[[ Source material open ]]

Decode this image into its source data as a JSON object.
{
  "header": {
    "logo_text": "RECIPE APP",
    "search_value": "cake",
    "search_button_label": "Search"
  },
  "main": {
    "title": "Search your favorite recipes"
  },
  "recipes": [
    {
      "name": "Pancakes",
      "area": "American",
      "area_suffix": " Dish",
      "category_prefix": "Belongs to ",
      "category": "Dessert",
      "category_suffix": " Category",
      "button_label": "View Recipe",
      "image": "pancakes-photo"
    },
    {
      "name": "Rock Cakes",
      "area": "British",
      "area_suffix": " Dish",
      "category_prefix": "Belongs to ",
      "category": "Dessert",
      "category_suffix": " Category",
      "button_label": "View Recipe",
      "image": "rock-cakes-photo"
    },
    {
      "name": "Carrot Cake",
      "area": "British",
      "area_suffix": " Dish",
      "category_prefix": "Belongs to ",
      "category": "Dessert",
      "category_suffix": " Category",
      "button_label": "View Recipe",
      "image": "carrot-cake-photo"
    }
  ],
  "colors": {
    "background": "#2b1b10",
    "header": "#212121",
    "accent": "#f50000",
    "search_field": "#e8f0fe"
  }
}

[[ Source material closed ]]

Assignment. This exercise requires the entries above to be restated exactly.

Task solution.
Decode this image into its source data as a JSON object.
{
  "header": {
    "logo_text": "RECIPE APP",
    "search_value": "cake",
    "search_button_label": "Search"
  },
  "main": {
    "title": "Search your favorite recipes"
  },
  "recipes": [
    {
      "name": "Pancakes",
      "area": "American",
      "area_suffix": " Dish",
      "category_prefix": "Belongs to ",
      "category": "Dessert",
      "category_suffix": " Category",
      "button_label": "View Recipe",
      "image": "pancakes-photo"
    },
    {
      "name": "Rock Cakes",
      "area": "British",
      "area_suffix": " Dish",
      "category_prefix": "Belongs to ",
      "category": "Dessert",
      "category_suffix": " Category",
      "button_label": "View Recipe",
      "image": "rock-cakes-photo"
    },
    {
      "name": "Carrot Cake",
      "area": "British",
      "area_suffix": " Dish",
      "category_prefix": "Belongs to ",
      "category": "Dessert",
      "category_suffix": " Category",
      "button_label": "View Recipe",
      "image": "carrot-cake-photo"
    }
  ],
  "colors": {
    "background": "#2b1b10",
    "header": "#212121",
    "accent": "#f50000",
    "search_field": "#e8f0fe"
  }
}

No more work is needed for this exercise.